Money makes a difference
But ranking points are not the only thing players are competing for. Prize money is as important and it has been increasing at the Grand Slams of late, including in the qualifying rounds. Historically, players were reluctant to travel across the world to compete in Grand Slam qualifying, as the chances of reaching the main draw were slight and the rewards minimal. However, at the 2018 US Open, every qualifier was guaranteed at least $8,000.
In contrast, in Cassis, Humbert only earned €5,400 despite reaching the final. As a result of the greater prize money on offer in Grand Slam qualifying, the quality and competitiveness have increased dramatically. That is no surprise in a sport where the vast majority of the athletes struggle to even break even at the end of the year. And for those who are able to reach the main draw, the prize money is often sufficient to extend their careers significantly.
For example, Ricardas Berankis, the top seed in Cassis, lost first-round at the US Open, but nonetheless received $54,000 for his efforts. However, he then lost in the first-round in Cassis to the eventual-champion Couacaud, who is rediscovering his best form after a difficult few years which have seen his ranking fall outside the top 500. But whilst Couacaud’s title-run in Cassis earned him a valuable rise of 234 places in the rankings, his prize money totalled only €9,200.
That’s a significant payday for a player whose career-prize money total is below $140,000. But it shows how limited the rewards are for those who don’t ply their trade on the main Tour. Berankis, hardly one of the sport’s elite, has earned nearly $2.5 million, including $310,000 this year, compared with Couacaud’s $14,000 for 2018. Part of that huge difference can be explained by the fact that Berankis competed at every Slam in 2018 though he didn’t win a match. Couacaud was present at none.
For the love of the game?
Andreas Seppi, a 34-year-old veteran ranked 51st in the world, was also in Challenger action last week. Having beaten a struggling Sam Querrey before losing to Denis Shapovalov in five in the second round at the US Open, he could have returned to Italy with 45 ranking points and $93,000 for his efforts. Instead, he opted to take a flight to Chicago and compete at the $150,000 Challenger, where he was the top seed by some distance.
Had he won the title, he would have earned an extra 125 ranking points, but he slumped to a first-round defeat at the hands of American qualifier Alexander Sarkissian, then ranked 358th in the world. Sarkissian’s victory illustrates how little can separate those at the top of the game from those struggling to make an impact on the sport. But, though they may be evenly matched on the court, off it they lead completely different lives.

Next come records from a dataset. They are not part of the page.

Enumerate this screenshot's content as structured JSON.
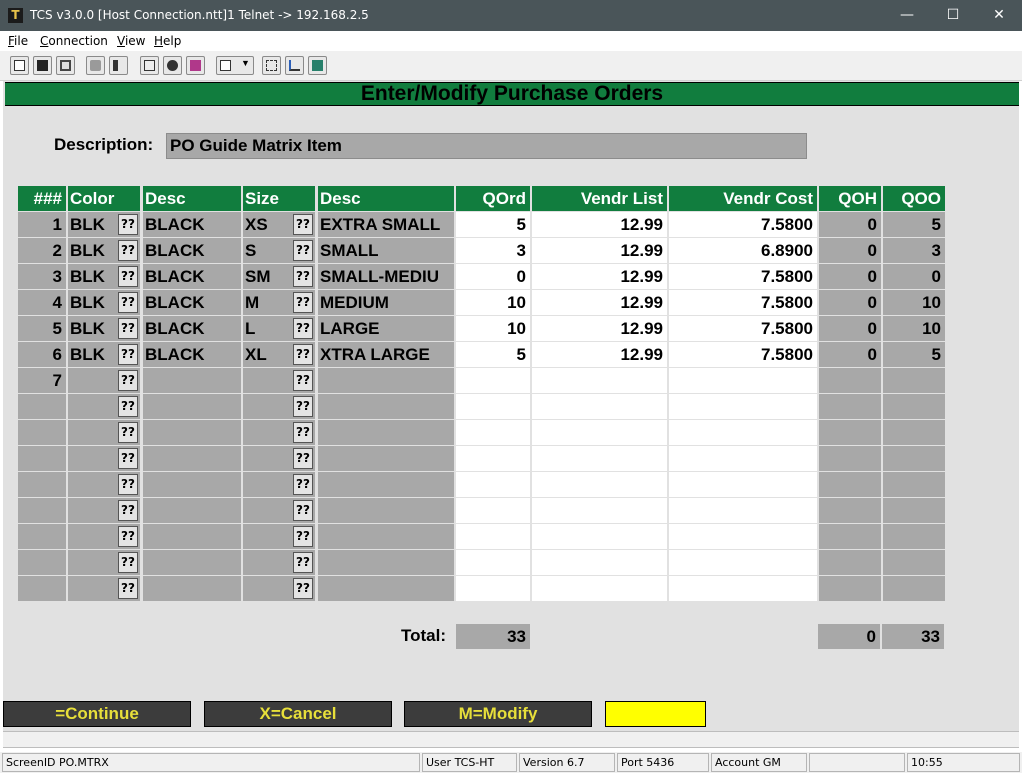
{
  "window": {
    "app_icon": "T",
    "title": "TCS v3.0.0 [Host Connection.ntt]1 Telnet -> 192.168.2.5",
    "controls": [
      "minimize-icon",
      "maximize-icon",
      "close-icon"
    ]
  },
  "menu": [
    {
      "label": "File",
      "key": "F",
      "rest": "ile"
    },
    {
      "label": "Connection",
      "key": "C",
      "rest": "onnection"
    },
    {
      "label": "View",
      "key": "V",
      "rest": "iew"
    },
    {
      "label": "Help",
      "key": "H",
      "rest": "elp"
    }
  ],
  "toolbar_icons": [
    "copy-icon",
    "save-icon",
    "print-icon",
    "lock-icon",
    "sound-icon",
    "properties-icon",
    "monitor-icon",
    "book-icon",
    "dropdown-icon",
    "transfer-icon",
    "chart-icon",
    "calculator-icon"
  ],
  "screen": {
    "title": "Enter/Modify Purchase Orders",
    "description": {
      "label": "Description:",
      "value": "PO Guide Matrix Item"
    },
    "columns": [
      "###",
      "Color",
      "Desc",
      "Size",
      "Desc",
      "QOrd",
      "Vendr List",
      "Vendr Cost",
      "QOH",
      "QOO"
    ],
    "lookup_label": "??",
    "rows": [
      {
        "num": "1",
        "color": "BLK",
        "color_desc": "BLACK",
        "size": "XS",
        "size_desc": "EXTRA SMALL",
        "qord": "5",
        "vlist": "12.99",
        "vcost": "7.5800",
        "qoh": "0",
        "qoo": "5"
      },
      {
        "num": "2",
        "color": "BLK",
        "color_desc": "BLACK",
        "size": "S",
        "size_desc": "SMALL",
        "qord": "3",
        "vlist": "12.99",
        "vcost": "6.8900",
        "qoh": "0",
        "qoo": "3"
      },
      {
        "num": "3",
        "color": "BLK",
        "color_desc": "BLACK",
        "size": "SM",
        "size_desc": "SMALL-MEDIU",
        "qord": "0",
        "vlist": "12.99",
        "vcost": "7.5800",
        "qoh": "0",
        "qoo": "0"
      },
      {
        "num": "4",
        "color": "BLK",
        "color_desc": "BLACK",
        "size": "M",
        "size_desc": "MEDIUM",
        "qord": "10",
        "vlist": "12.99",
        "vcost": "7.5800",
        "qoh": "0",
        "qoo": "10"
      },
      {
        "num": "5",
        "color": "BLK",
        "color_desc": "BLACK",
        "size": "L",
        "size_desc": "LARGE",
        "qord": "10",
        "vlist": "12.99",
        "vcost": "7.5800",
        "qoh": "0",
        "qoo": "10"
      },
      {
        "num": "6",
        "color": "BLK",
        "color_desc": "BLACK",
        "size": "XL",
        "size_desc": "XTRA LARGE",
        "qord": "5",
        "vlist": "12.99",
        "vcost": "7.5800",
        "qoh": "0",
        "qoo": "5"
      },
      {
        "num": "7",
        "color": "",
        "color_desc": "",
        "size": "",
        "size_desc": "",
        "qord": "",
        "vlist": "",
        "vcost": "",
        "qoh": "",
        "qoo": ""
      },
      {
        "num": "",
        "color": "",
        "color_desc": "",
        "size": "",
        "size_desc": "",
        "qord": "",
        "vlist": "",
        "vcost": "",
        "qoh": "",
        "qoo": ""
      },
      {
        "num": "",
        "color": "",
        "color_desc": "",
        "size": "",
        "size_desc": "",
        "qord": "",
        "vlist": "",
        "vcost": "",
        "qoh": "",
        "qoo": ""
      },
      {
        "num": "",
        "color": "",
        "color_desc": "",
        "size": "",
        "size_desc": "",
        "qord": "",
        "vlist": "",
        "vcost": "",
        "qoh": "",
        "qoo": ""
      },
      {
        "num": "",
        "color": "",
        "color_desc": "",
        "size": "",
        "size_desc": "",
        "qord": "",
        "vlist": "",
        "vcost": "",
        "qoh": "",
        "qoo": ""
      },
      {
        "num": "",
        "color": "",
        "color_desc": "",
        "size": "",
        "size_desc": "",
        "qord": "",
        "vlist": "",
        "vcost": "",
        "qoh": "",
        "qoo": ""
      },
      {
        "num": "",
        "color": "",
        "color_desc": "",
        "size": "",
        "size_desc": "",
        "qord": "",
        "vlist": "",
        "vcost": "",
        "qoh": "",
        "qoo": ""
      },
      {
        "num": "",
        "color": "",
        "color_desc": "",
        "size": "",
        "size_desc": "",
        "qord": "",
        "vlist": "",
        "vcost": "",
        "qoh": "",
        "qoo": ""
      },
      {
        "num": "",
        "color": "",
        "color_desc": "",
        "size": "",
        "size_desc": "",
        "qord": "",
        "vlist": "",
        "vcost": "",
        "qoh": "",
        "qoo": ""
      }
    ],
    "totals": {
      "label": "Total:",
      "qord": "33",
      "qoh": "0",
      "qoo": "33"
    },
    "function_keys": [
      "=Continue",
      "X=Cancel",
      "M=Modify"
    ]
  },
  "status": [
    "ScreenID PO.MTRX",
    "",
    "User TCS-HT",
    "Version 6.7",
    "Port 5436",
    "Account GM",
    "",
    "10:55"
  ],
  "colors": {
    "header_green": "#117d3e",
    "screen_gray": "#e1e1e1",
    "field_gray": "#a8a8a8",
    "fkey_text": "#e7df3a",
    "highlight_yellow": "#ffff00"
  }
}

Seppi, once the world #18 and three-times a champion at Tour-level, has earned over $9.6 million over the course of a career that is now approaching its end. He was playing in Chicago for his love of the sport more than out of any need to earn prize money or ranking points. But Sarkissian, who has played just five Tour-level matches in his career, found himself immediately back in action in Cary, North Carolina, despite the disappointment of losing in the second round in Chicago.
For Sarkissian and Couacaud, the sort of prize money and ranking points received by players, even for first-round defeats at a Major, remain a distant dream. For Humbert, they may yet become a regular reality, but are still far from it yet. But all too real, for all three, is the weekly grind of the Challenger Tour, where the competition is fierce and the rewards all too frequently tiny. But, though those promised lands are distant, they are not out of reach.